Carpal tunnel syndrome is a prevailing condition that causes numbness, tingling and other symptoms in the hand and arm. Carpal tunnel syndrome takes place when the nerves of the hand (also known as the median nerve) are constricted and compressed as it travels through the wrist along the carpal tunnel. The carpal tunnel protects the median nerve and flexor tendons that bend the fingers and thumb. A carpel tunnel is a narrow passageway on the palm side of the wrist. The carpal tunnel protects the median nerve and flexor tendons that bend the fingers and thumb.
In most patients, carpal tunnel syndrome gets worse over time, therefore an early diagnosis and treatment is necessary. Over time, the obstruction of the carpel tunnel exerts abnormal pressure on the nerves which results in pain, numbness, tingling, and weakness in the hand. The early symptoms can often be relieved with simple measures like wearing a wrist splint or avoiding certain activities. But, in case when the condition lasts too long, a surgery to take pressure off the median nerve may be recommended for some patients in order to avoid permanent damage. Carpal Tunnel rarely causes permanent nerve damage. Permanent, irreversible nerve damage is possible with Carpal Tunnel Syndrome. However, Carpal tunnel syndrome usually isn’t very serious.
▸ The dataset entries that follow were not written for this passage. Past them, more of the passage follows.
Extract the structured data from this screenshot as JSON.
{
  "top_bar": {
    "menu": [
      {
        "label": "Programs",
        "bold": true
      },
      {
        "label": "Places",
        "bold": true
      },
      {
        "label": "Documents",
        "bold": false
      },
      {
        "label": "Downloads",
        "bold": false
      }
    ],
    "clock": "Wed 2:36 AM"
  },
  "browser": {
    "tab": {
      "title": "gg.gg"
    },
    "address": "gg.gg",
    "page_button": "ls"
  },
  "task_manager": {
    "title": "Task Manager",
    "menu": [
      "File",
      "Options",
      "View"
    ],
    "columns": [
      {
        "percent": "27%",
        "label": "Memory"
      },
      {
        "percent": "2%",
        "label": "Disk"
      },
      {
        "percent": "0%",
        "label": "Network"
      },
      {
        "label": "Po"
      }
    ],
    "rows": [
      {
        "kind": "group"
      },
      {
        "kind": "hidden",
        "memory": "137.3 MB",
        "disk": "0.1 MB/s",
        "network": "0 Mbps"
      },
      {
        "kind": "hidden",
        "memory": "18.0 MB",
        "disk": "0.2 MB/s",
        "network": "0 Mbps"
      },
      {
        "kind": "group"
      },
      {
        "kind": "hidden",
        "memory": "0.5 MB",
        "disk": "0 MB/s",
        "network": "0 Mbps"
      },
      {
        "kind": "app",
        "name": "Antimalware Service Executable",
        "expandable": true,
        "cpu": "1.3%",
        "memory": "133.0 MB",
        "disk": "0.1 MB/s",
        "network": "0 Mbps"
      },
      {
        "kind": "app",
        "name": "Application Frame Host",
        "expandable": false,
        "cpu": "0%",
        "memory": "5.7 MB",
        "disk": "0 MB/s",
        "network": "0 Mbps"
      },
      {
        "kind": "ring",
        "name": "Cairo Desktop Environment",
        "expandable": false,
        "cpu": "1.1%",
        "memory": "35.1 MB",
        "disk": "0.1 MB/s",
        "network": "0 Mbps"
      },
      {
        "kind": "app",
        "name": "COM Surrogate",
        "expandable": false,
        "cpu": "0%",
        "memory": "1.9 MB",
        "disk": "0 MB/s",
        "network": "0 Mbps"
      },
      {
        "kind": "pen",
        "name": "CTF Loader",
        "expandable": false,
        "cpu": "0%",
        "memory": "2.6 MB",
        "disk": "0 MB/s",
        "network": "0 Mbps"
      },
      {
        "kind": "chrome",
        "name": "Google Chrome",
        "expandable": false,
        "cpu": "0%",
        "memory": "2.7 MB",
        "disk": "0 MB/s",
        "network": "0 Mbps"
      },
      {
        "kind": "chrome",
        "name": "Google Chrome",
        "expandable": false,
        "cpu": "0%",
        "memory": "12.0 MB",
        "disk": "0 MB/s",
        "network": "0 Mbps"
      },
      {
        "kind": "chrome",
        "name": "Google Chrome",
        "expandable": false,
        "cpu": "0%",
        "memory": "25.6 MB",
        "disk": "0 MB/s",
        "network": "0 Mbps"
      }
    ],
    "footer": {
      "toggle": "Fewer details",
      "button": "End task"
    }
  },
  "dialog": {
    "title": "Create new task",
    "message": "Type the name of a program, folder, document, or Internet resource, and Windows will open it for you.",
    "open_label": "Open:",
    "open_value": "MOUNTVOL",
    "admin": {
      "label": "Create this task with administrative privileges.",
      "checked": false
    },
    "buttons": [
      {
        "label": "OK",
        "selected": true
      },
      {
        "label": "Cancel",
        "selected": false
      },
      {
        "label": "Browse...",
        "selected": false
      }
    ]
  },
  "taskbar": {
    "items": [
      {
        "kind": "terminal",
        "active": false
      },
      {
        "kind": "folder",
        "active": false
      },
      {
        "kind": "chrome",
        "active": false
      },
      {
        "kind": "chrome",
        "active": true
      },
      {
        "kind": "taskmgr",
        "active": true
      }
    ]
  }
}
With treatment, the pain will typically go away and you’ll have no lasting damage to your hand or wrist.
Carpal tunnel syndrome symptoms usually start gradually. The first symptoms often include numbness or tingling in your thumb, index and middle fingers that comes and goes. Carpal tunnel syndrome may also cause discomfort in your wrist and the palm of your hand. These symptoms often occur while holding a steering wheel, phone or newspaper. The sensation may wake you from sleep. Many people “shake out” their hands to try to get rid of the numbness, but this feeling may become constant over time.
The most common causes include:
- Anatomic factors
- Nerve-damaging conditions
- Inflammatory conditions
- Alterations in the balance of body fluids
- Other medical factors
- Workplace factors
- Reduce your force and relax your grip
- Take frequent breaks
- Watch your form
- Improve your posture
- Change your computer mouse
- Keep your hands warm
Visit the doctor if you you observe persistent signs and symptoms suggestive of carpal tunnel syndrome that interfere with your normal activities and sleep patterns. Permanent nerve and muscle damage can occur without treatment hence, making it more worse!